As his reputation grew, so did his ambition. With the backing of a businessman who had enjoyed McDermott's impromptu party performances, the singer made a compact disc called žDanny Boy.Ó
The disc became a grass-roots phenomenon fueled by a direct-marketing TV campaign. McDermott's profile further rose with the multiple airings of žThe Irish TenorsÓ concert on PBS television stations.
The Angel record label, a division of EMI and Virgin records, now backs McDermott and recognizes him as a steady seller.
žMy records are not in the Top 100 anywhere. The beauty of it, though, is I can come back to Worcester year after year and sell out the house,Ó McDermott said. žI'm supported by a silent majority. Record companies and retailers don't get that people want to hear this stuff, and they are not hearing it on the radio.Ó
McDermott is lining up a new PBS special, one with a three-fold program of songs for families, veterans and children. His next recording project will be a collection of hymns and a set of original compositions.
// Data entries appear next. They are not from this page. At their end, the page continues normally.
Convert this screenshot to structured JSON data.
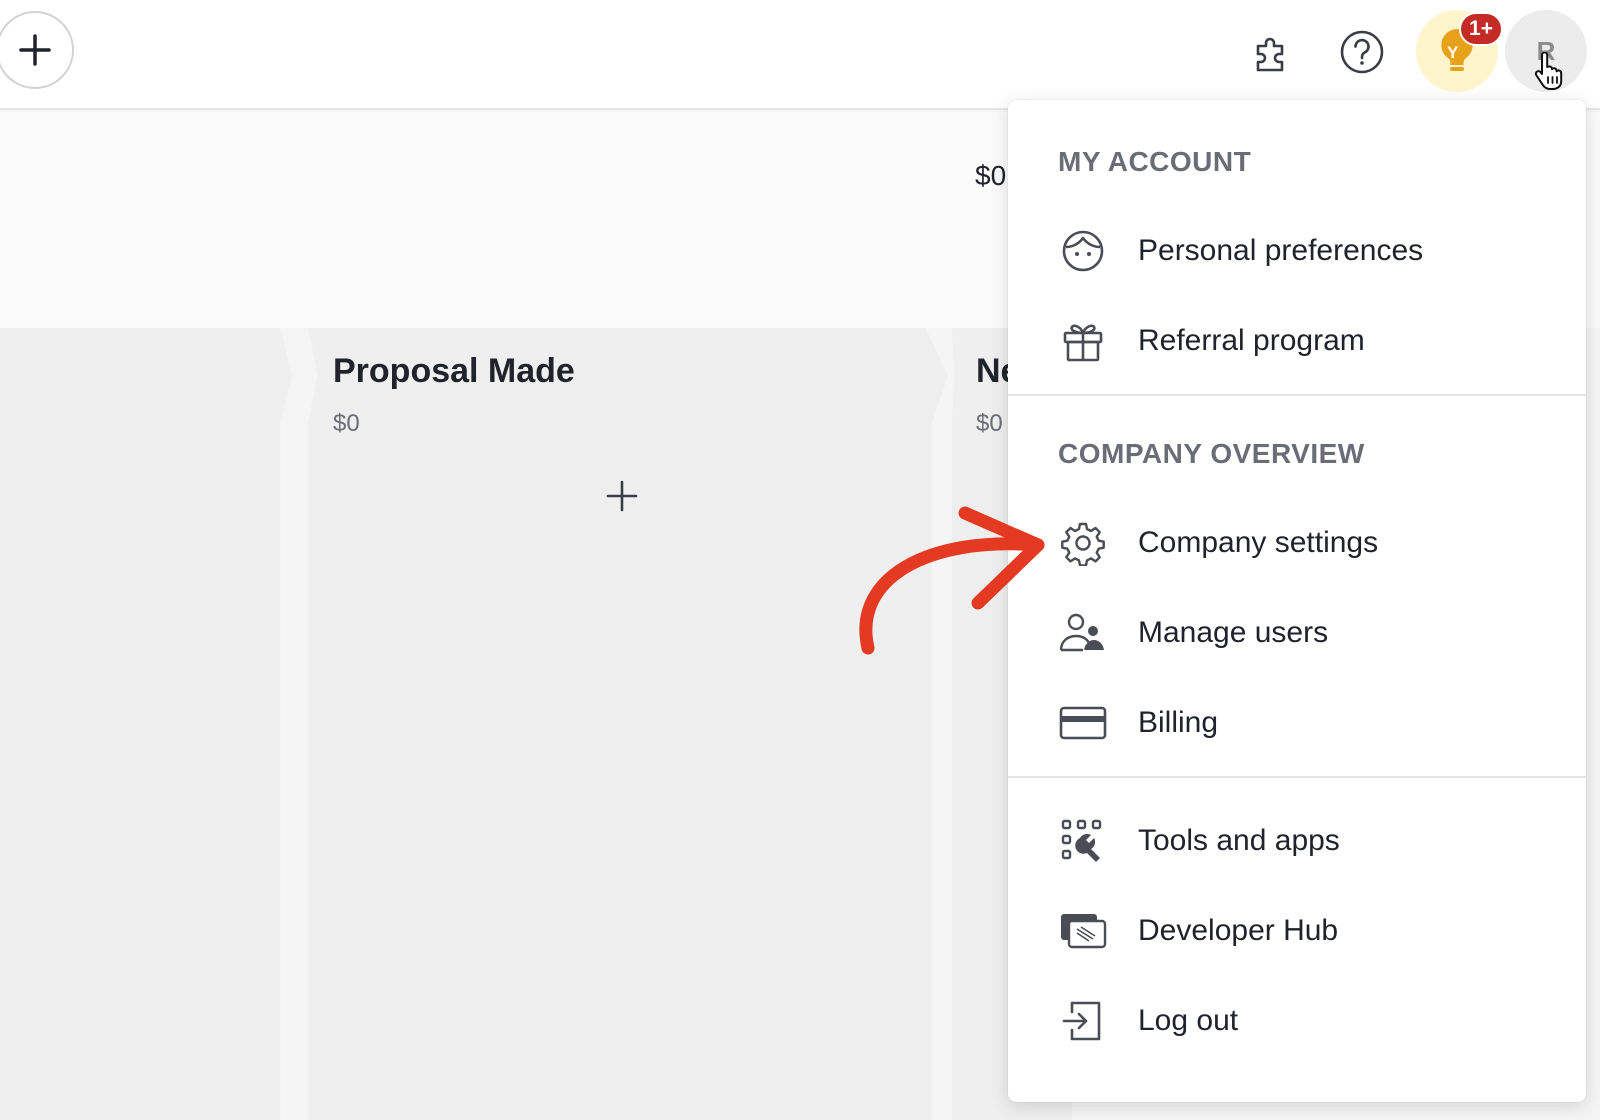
{
  "topbar": {
    "add_icon": "plus-icon",
    "extensions_icon": "puzzle-icon",
    "help_icon": "question-circle-icon",
    "bulb_letter": "Y",
    "notifications_badge": "1+",
    "avatar_initial": "R"
  },
  "pipeline": {
    "summary_value": "$0",
    "columns": [
      {
        "title": "",
        "value": ""
      },
      {
        "title": "Proposal Made",
        "value": "$0"
      },
      {
        "title": "Ne",
        "value": "$0"
      }
    ]
  },
  "menu": {
    "my_account": {
      "title": "MY ACCOUNT",
      "items": [
        {
          "label": "Personal preferences",
          "icon": "face-icon"
        },
        {
          "label": "Referral program",
          "icon": "gift-icon"
        }
      ]
    },
    "company_overview": {
      "title": "COMPANY OVERVIEW",
      "items": [
        {
          "label": "Company settings",
          "icon": "gear-icon"
        },
        {
          "label": "Manage users",
          "icon": "users-icon"
        },
        {
          "label": "Billing",
          "icon": "credit-card-icon"
        }
      ]
    },
    "other": {
      "items": [
        {
          "label": "Tools and apps",
          "icon": "tools-icon"
        },
        {
          "label": "Developer Hub",
          "icon": "developer-hub-icon"
        },
        {
          "label": "Log out",
          "icon": "logout-icon"
        }
      ]
    }
  },
  "colors": {
    "annotation_arrow": "#e53a22",
    "badge": "#c42b27",
    "bulb": "#e8a21a"
  }
}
At 47, McDermott is making the most out of a relatively late start in the entertainment business. Though busy, McDermott pointed out that he is not calculating.
žThere's no agenda here, there's no facade,Ó McDermott said. žThis is a band of old road warriors with no glory factor just happy to be playing for two hours a night to people who want to see us.Ó